It's pioneering experimentation at the borderlands of chemistry and physics for which Dr. Jäger is being awarded a 2002 Natural Sciences and Engineering Research Council (NSERC) E.W.R. Steacie Memorial Fellowship - one of Canada's premier science and engineering prizes.

"It's a very long path from the microscopic properties of a water molecule to the macroscopic properties of the bulk phase," Dr. Jäger says. "We're looking for the bridge between microscopic properties and macroscopic ones. And these changes occur because of molecular interactions."

The weak molecular interactions he studies are known as van der Waals forces. Getting a handle on these attractive forces between groups of atoms is like trying to overhear a whispered conversation in a crowded gym while you're standing far away. Yet it's the conversation that's keeping everyone there.

In the mid-1990s, Dr. Jäger and his research team spent nearly a year building what's known as a Fourier transform microwave spectrometer. It took another year to add a powerful terahertz radiation source.

This high-tech, fridge-sized apparatus enables the researchers to carefully create small molecular clusters that often include helium atoms. These are hit with a microwave beam and the resultant spectral ("energy") emissions yield information about the rotation of the molecules in relation to one another.

"We need quantum mechanics to understand the spectral data," says Dr. Jäger. "You're really at the very fundamental level of chemistry and physics when you're doing this kind of spectroscopy. It's something radically different from the world we know."

Teasing understanding from the spectroscopic data requires high-powered number crunching.

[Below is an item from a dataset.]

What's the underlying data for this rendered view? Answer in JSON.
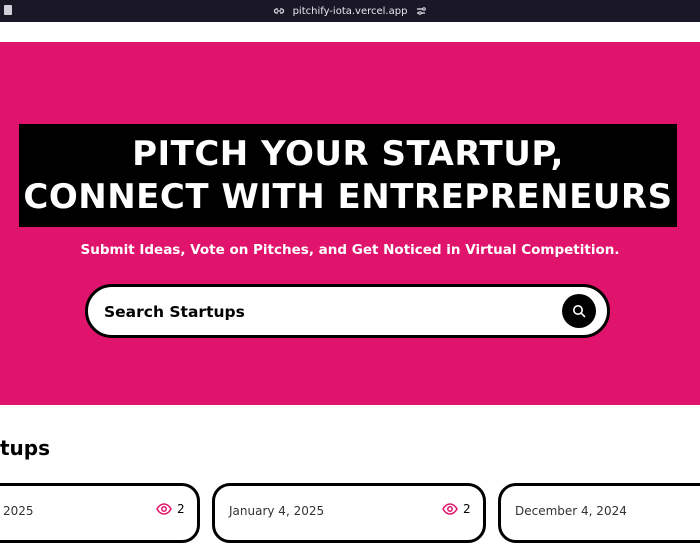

This year, Dr. Jäger's lab acquired a Beowulf cluster - 20 linked PCs, that with all their computing power still require 15 hours to calculate a single potential energy point of the up to 2,000 that are required to create an image from the experimental data.

With his Steacie Fellowship, Dr. Jäger will extend his research into the nascent field of helium nanodroplet isolation spectroscopy.

He'll be leading the construction of a new machine - the first of its kind in Canada and one of only a few in the world - that will allow the researchers to trap molecules in super-fluid helium droplets and to analyze them inside this "ultra-cold nano-laboratory."

Operating at 0.38 Kelvin - close to what is the total absence of heat - this new spectroscopic technique will allow for the study of larger clusters of molecules, providing insight into processes that occur in solution.

For Dr. Jäger, it will be one step closer on the quantum path between single molecules and what we simply call water.